■ **What is being asked**
Would you please output all the records exactly as given? Pictures should not appear in the copy.

[Entries from a dataset of interfaces]

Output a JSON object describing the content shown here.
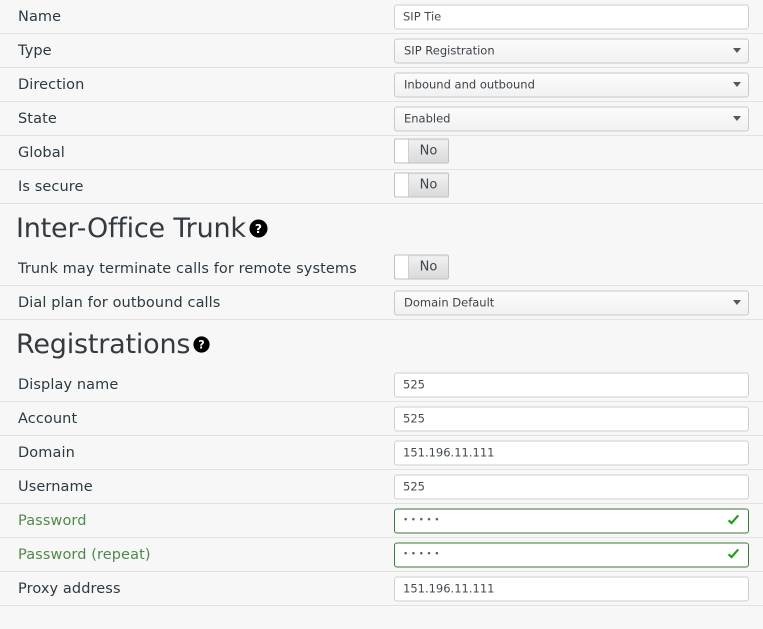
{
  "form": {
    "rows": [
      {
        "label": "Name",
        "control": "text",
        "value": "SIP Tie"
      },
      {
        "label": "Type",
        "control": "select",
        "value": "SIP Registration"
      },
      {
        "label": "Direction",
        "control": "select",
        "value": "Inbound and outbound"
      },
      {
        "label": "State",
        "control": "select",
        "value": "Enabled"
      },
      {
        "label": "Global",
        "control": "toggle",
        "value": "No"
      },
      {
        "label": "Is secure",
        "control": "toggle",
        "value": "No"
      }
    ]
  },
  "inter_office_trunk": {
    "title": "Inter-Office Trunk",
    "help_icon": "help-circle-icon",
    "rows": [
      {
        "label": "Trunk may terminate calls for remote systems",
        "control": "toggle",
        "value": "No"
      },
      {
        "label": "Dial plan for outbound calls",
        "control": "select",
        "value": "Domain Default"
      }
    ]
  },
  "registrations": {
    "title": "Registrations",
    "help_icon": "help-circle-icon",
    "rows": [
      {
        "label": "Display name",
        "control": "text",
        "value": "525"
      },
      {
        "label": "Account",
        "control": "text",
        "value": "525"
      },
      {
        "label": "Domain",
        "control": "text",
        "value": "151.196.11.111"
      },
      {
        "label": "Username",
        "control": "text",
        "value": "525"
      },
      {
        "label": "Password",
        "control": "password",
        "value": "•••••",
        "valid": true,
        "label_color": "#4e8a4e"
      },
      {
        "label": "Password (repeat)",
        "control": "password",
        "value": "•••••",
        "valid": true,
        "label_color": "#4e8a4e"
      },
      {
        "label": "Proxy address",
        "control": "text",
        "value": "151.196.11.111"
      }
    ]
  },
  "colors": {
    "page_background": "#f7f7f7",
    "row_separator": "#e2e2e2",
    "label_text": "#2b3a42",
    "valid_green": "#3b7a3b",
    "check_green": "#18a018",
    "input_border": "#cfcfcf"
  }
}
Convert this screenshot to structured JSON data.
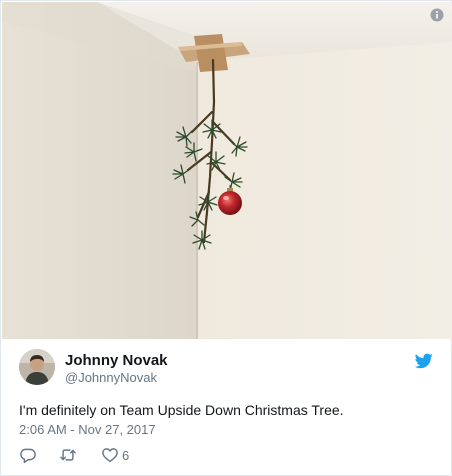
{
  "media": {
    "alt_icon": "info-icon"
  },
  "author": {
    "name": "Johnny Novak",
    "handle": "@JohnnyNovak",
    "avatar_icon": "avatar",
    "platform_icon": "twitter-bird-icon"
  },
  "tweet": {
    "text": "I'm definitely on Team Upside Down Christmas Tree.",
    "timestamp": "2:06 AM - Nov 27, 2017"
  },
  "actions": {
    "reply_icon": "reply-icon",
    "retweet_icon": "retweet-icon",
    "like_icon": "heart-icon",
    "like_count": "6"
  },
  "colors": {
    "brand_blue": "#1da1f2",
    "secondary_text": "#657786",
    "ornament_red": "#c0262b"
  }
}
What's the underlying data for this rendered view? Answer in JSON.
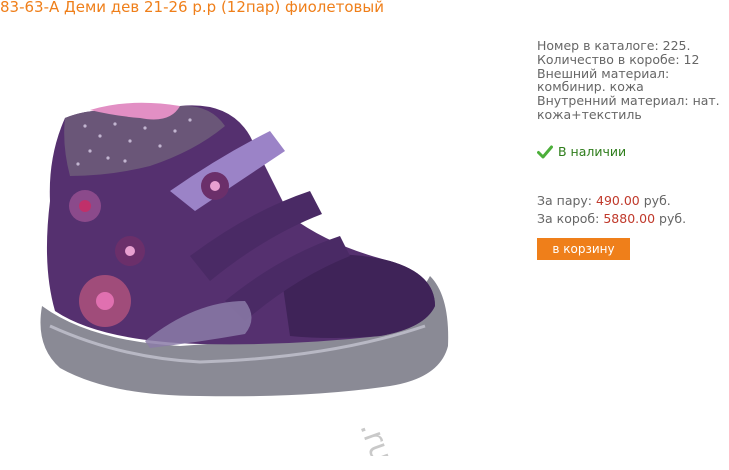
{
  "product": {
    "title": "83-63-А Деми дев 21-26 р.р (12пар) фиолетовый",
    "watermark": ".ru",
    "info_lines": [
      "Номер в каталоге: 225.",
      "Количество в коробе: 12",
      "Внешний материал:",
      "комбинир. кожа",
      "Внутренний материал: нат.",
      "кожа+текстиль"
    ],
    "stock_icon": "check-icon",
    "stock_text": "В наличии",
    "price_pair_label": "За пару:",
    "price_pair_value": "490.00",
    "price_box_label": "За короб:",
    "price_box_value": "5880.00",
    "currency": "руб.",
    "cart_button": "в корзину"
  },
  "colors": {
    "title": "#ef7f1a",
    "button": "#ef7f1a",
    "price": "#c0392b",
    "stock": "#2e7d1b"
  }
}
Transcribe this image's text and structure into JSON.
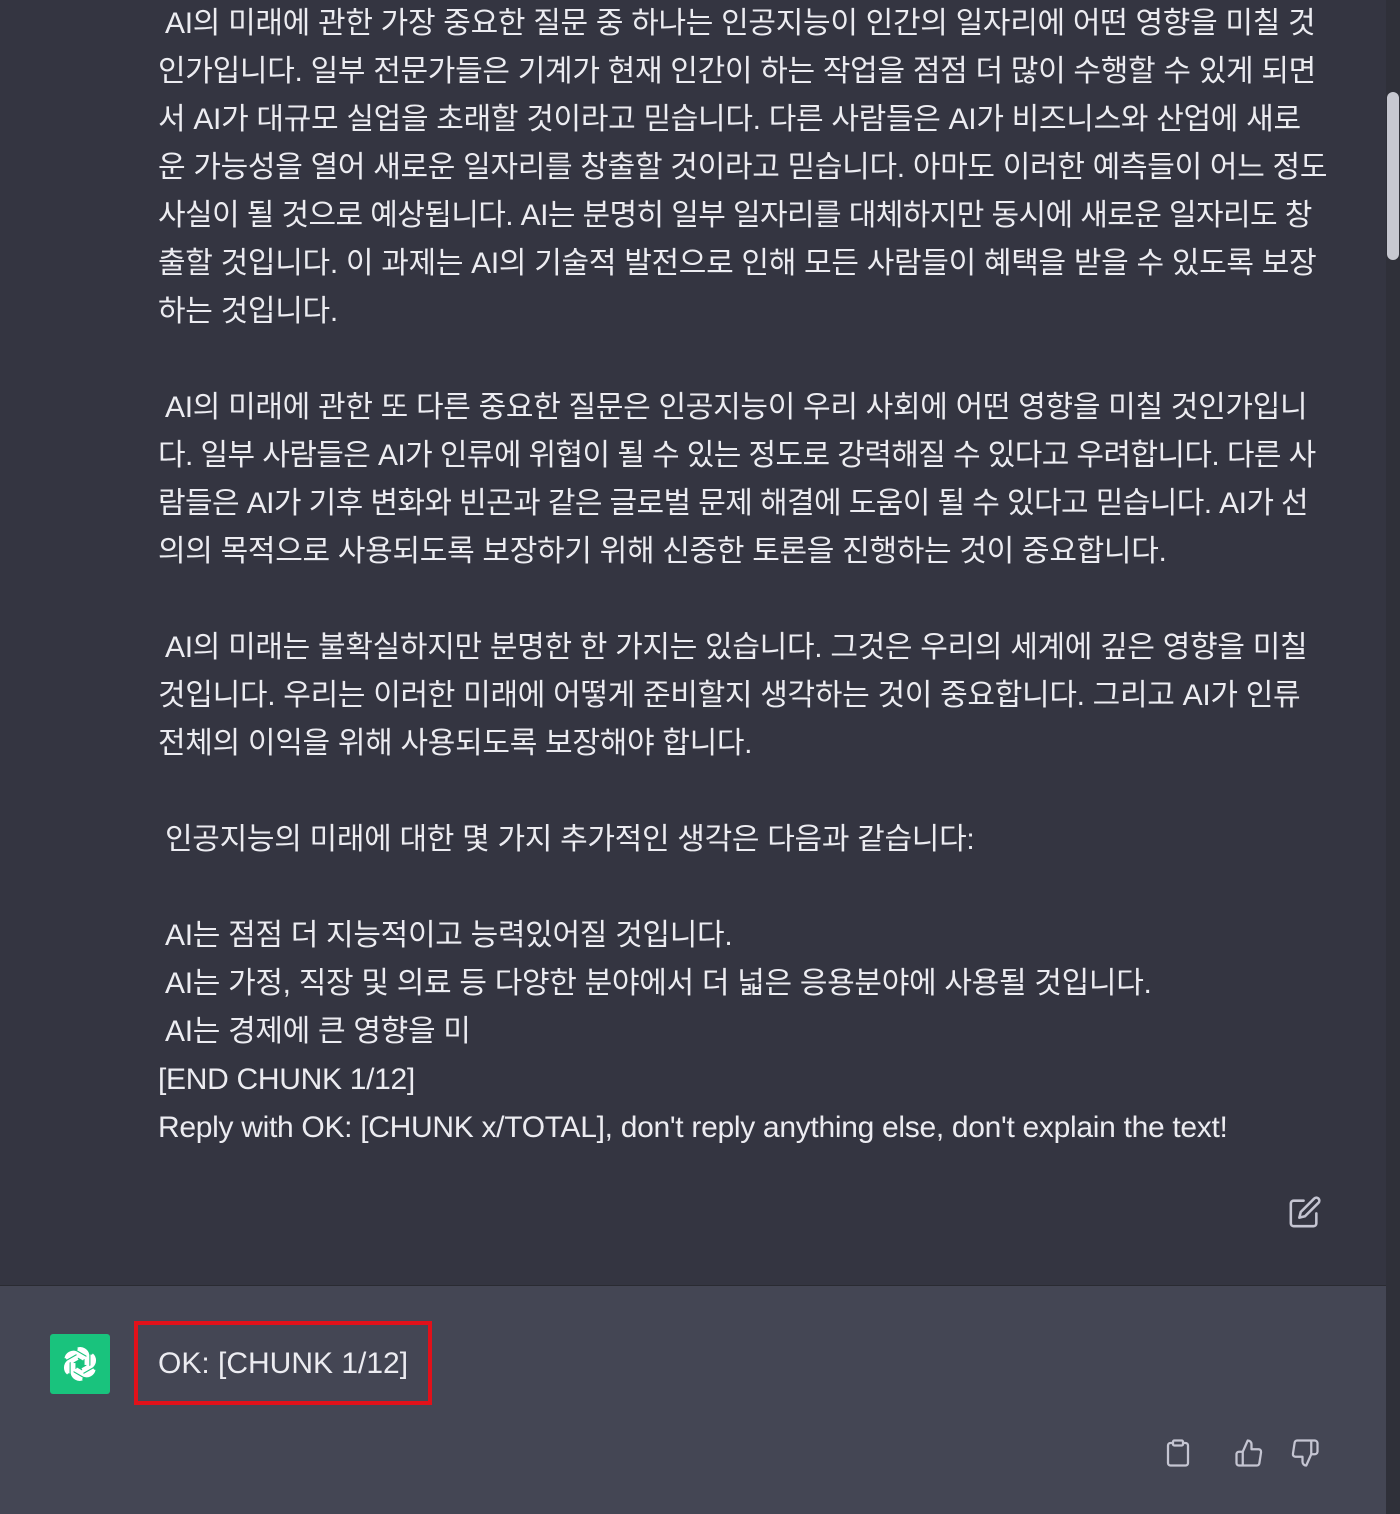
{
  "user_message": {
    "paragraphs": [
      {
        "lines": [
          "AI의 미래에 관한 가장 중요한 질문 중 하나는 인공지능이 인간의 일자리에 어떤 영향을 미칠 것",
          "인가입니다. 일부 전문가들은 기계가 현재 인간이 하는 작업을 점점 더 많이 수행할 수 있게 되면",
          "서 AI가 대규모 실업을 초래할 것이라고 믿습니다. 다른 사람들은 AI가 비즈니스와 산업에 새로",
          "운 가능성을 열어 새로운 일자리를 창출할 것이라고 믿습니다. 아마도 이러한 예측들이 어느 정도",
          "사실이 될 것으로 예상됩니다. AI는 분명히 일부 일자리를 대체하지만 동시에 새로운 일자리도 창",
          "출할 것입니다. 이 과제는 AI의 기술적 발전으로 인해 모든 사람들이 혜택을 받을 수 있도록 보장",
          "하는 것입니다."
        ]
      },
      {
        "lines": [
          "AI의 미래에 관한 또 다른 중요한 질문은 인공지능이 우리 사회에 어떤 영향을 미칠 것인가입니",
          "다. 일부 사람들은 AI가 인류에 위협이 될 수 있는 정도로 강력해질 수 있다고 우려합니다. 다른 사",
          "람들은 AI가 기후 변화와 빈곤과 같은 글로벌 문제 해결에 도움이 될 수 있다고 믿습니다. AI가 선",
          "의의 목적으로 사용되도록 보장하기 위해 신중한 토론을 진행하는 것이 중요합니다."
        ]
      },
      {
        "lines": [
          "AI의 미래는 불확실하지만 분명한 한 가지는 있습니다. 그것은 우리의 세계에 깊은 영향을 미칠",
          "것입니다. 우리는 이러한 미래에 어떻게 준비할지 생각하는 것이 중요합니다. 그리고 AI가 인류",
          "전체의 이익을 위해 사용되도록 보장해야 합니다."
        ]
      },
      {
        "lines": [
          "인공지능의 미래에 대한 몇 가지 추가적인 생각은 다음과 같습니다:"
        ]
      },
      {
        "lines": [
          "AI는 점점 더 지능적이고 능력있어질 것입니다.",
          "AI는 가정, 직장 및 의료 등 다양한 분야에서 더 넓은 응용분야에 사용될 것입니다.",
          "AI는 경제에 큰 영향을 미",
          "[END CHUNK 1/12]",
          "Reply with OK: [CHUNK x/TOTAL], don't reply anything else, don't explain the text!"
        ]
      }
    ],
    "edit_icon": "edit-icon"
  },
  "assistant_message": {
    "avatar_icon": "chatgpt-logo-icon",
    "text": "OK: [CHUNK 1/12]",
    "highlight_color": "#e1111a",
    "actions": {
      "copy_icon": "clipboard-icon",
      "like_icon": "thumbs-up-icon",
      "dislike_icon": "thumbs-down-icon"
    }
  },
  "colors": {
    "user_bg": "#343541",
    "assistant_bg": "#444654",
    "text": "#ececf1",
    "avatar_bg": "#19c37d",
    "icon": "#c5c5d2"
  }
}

■ **Reply to the task**
Output a JSON object describing the content shown here.
{
  "form": {
    "rows": [
      {
        "label": "Name",
        "control": "text",
        "value": "SIP Tie"
      },
      {
        "label": "Type",
        "control": "select",
        "value": "SIP Registration"
      },
      {
        "label": "Direction",
        "control": "select",
        "value": "Inbound and outbound"
      },
      {
        "label": "State",
        "control": "select",
        "value": "Enabled"
      },
      {
        "label": "Global",
        "control": "toggle",
        "value": "No"
      },
      {
        "label": "Is secure",
        "control": "toggle",
        "value": "No"
      }
    ]
  },
  "inter_office_trunk": {
    "title": "Inter-Office Trunk",
    "help_icon": "help-circle-icon",
    "rows": [
      {
        "label": "Trunk may terminate calls for remote systems",
        "control": "toggle",
        "value": "No"
      },
      {
        "label": "Dial plan for outbound calls",
        "control": "select",
        "value": "Domain Default"
      }
    ]
  },
  "registrations": {
    "title": "Registrations",
    "help_icon": "help-circle-icon",
    "rows": [
      {
        "label": "Display name",
        "control": "text",
        "value": "525"
      },
      {
        "label": "Account",
        "control": "text",
        "value": "525"
      },
      {
        "label": "Domain",
        "control": "text",
        "value": "151.196.11.111"
      },
      {
        "label": "Username",
        "control": "text",
        "value": "525"
      },
      {
        "label": "Password",
        "control": "password",
        "value": "•••••",
        "valid": true,
        "label_color": "#4e8a4e"
      },
      {
        "label": "Password (repeat)",
        "control": "password",
        "value": "•••••",
        "valid": true,
        "label_color": "#4e8a4e"
      },
      {
        "label": "Proxy address",
        "control": "text",
        "value": "151.196.11.111"
      }
    ]
  },
  "colors": {
    "page_background": "#f7f7f7",
    "row_separator": "#e2e2e2",
    "label_text": "#2b3a42",
    "valid_green": "#3b7a3b",
    "check_green": "#18a018",
    "input_border": "#cfcfcf"
  }
}
Convert this screenshot to structured JSON data.
{
  "media": {
    "alt_icon": "info-icon"
  },
  "author": {
    "name": "Johnny Novak",
    "handle": "@JohnnyNovak",
    "avatar_icon": "avatar",
    "platform_icon": "twitter-bird-icon"
  },
  "tweet": {
    "text": "I'm definitely on Team Upside Down Christmas Tree.",
    "timestamp": "2:06 AM - Nov 27, 2017"
  },
  "actions": {
    "reply_icon": "reply-icon",
    "retweet_icon": "retweet-icon",
    "like_icon": "heart-icon",
    "like_count": "6"
  },
  "colors": {
    "brand_blue": "#1da1f2",
    "secondary_text": "#657786",
    "ornament_red": "#c0262b"
  }
}
What's the underlying data for this rendered view? Answer in JSON.
{
  "product": {
    "title": "83-63-А Деми дев 21-26 р.р (12пар) фиолетовый",
    "watermark": ".ru",
    "info_lines": [
      "Номер в каталоге: 225.",
      "Количество в коробе: 12",
      "Внешний материал:",
      "комбинир. кожа",
      "Внутренний материал: нат.",
      "кожа+текстиль"
    ],
    "stock_icon": "check-icon",
    "stock_text": "В наличии",
    "price_pair_label": "За пару:",
    "price_pair_value": "490.00",
    "price_box_label": "За короб:",
    "price_box_value": "5880.00",
    "currency": "руб.",
    "cart_button": "в корзину"
  },
  "colors": {
    "title": "#ef7f1a",
    "button": "#ef7f1a",
    "price": "#c0392b",
    "stock": "#2e7d1b"
  }
}
Transcribe this image's text and structure into JSON.
{
  "user_message": {
    "paragraphs": [
      {
        "lines": [
          "AI의 미래에 관한 가장 중요한 질문 중 하나는 인공지능이 인간의 일자리에 어떤 영향을 미칠 것",
          "인가입니다. 일부 전문가들은 기계가 현재 인간이 하는 작업을 점점 더 많이 수행할 수 있게 되면",
          "서 AI가 대규모 실업을 초래할 것이라고 믿습니다. 다른 사람들은 AI가 비즈니스와 산업에 새로",
          "운 가능성을 열어 새로운 일자리를 창출할 것이라고 믿습니다. 아마도 이러한 예측들이 어느 정도",
          "사실이 될 것으로 예상됩니다. AI는 분명히 일부 일자리를 대체하지만 동시에 새로운 일자리도 창",
          "출할 것입니다. 이 과제는 AI의 기술적 발전으로 인해 모든 사람들이 혜택을 받을 수 있도록 보장",
          "하는 것입니다."
        ]
      },
      {
        "lines": [
          "AI의 미래에 관한 또 다른 중요한 질문은 인공지능이 우리 사회에 어떤 영향을 미칠 것인가입니",
          "다. 일부 사람들은 AI가 인류에 위협이 될 수 있는 정도로 강력해질 수 있다고 우려합니다. 다른 사",
          "람들은 AI가 기후 변화와 빈곤과 같은 글로벌 문제 해결에 도움이 될 수 있다고 믿습니다. AI가 선",
          "의의 목적으로 사용되도록 보장하기 위해 신중한 토론을 진행하는 것이 중요합니다."
        ]
      },
      {
        "lines": [
          "AI의 미래는 불확실하지만 분명한 한 가지는 있습니다. 그것은 우리의 세계에 깊은 영향을 미칠",
          "것입니다. 우리는 이러한 미래에 어떻게 준비할지 생각하는 것이 중요합니다. 그리고 AI가 인류",
          "전체의 이익을 위해 사용되도록 보장해야 합니다."
        ]
      },
      {
        "lines": [
          "인공지능의 미래에 대한 몇 가지 추가적인 생각은 다음과 같습니다:"
        ]
      },
      {
        "lines": [
          "AI는 점점 더 지능적이고 능력있어질 것입니다.",
          "AI는 가정, 직장 및 의료 등 다양한 분야에서 더 넓은 응용분야에 사용될 것입니다.",
          "AI는 경제에 큰 영향을 미",
          "[END CHUNK 1/12]",
          "Reply with OK: [CHUNK x/TOTAL], don't reply anything else, don't explain the text!"
        ]
      }
    ],
    "edit_icon": "edit-icon"
  },
  "assistant_message": {
    "avatar_icon": "chatgpt-logo-icon",
    "text": "OK: [CHUNK 1/12]",
    "highlight_color": "#e1111a",
    "actions": {
      "copy_icon": "clipboard-icon",
      "like_icon": "thumbs-up-icon",
      "dislike_icon": "thumbs-down-icon"
    }
  },
  "colors": {
    "user_bg": "#343541",
    "assistant_bg": "#444654",
    "text": "#ececf1",
    "avatar_bg": "#19c37d",
    "icon": "#c5c5d2"
  }
}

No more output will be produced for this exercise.